59. Narcopolis, by Jeet Thayil (2012)
This is another from this year's Booker short list.
A first novel, Narcopolis is about the owners, workers and patrons of a drug den in Mumbai.Thayil succeeds in making all of his characters at least somewhat sympathetic, without obscuring the damage that drug dependence does to them. He writes about an insular little world that rarely looks out beyond the khana and the surrounding slum. The novel has a light touch, with some laugh out loud moments. (I really enjoyed a sly dig at the song "Down Under"). The author gets a little into the metaphysical, as well as touching on love, death, plural marriage, the caste system, Hindu-Muslim rivalries, etc. He packs a lot in.
I really enjoyed this, and it's a lightning read. Was it better than the winner, Bring Up the Bodies? Heck, how can you even begin to compare this book to a giant piece of historical fiction surrounding the downfall of Anne Boleyn? Chalk and cheese; I really don't envy the Booker judges.

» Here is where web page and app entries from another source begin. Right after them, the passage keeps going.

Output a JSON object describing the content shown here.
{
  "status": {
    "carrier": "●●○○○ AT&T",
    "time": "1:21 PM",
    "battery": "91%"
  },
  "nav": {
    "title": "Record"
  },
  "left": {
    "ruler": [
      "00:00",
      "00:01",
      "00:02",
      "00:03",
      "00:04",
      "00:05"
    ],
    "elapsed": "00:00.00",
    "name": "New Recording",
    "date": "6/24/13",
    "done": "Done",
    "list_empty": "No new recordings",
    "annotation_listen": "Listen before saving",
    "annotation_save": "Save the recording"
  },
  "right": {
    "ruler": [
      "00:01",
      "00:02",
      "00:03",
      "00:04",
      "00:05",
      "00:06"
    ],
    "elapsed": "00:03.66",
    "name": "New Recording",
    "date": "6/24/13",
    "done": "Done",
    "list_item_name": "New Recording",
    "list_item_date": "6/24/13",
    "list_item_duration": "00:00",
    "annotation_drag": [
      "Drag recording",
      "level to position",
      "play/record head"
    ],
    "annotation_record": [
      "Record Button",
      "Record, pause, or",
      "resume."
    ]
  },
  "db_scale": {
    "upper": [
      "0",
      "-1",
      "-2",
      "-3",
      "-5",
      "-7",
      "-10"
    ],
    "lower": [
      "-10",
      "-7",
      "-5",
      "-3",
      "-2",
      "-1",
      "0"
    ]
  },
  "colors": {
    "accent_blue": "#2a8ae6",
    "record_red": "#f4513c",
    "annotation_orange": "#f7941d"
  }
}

I'm already reading my 60th (and 61st) book, so looks like I'll have no trouble hitting my revised target.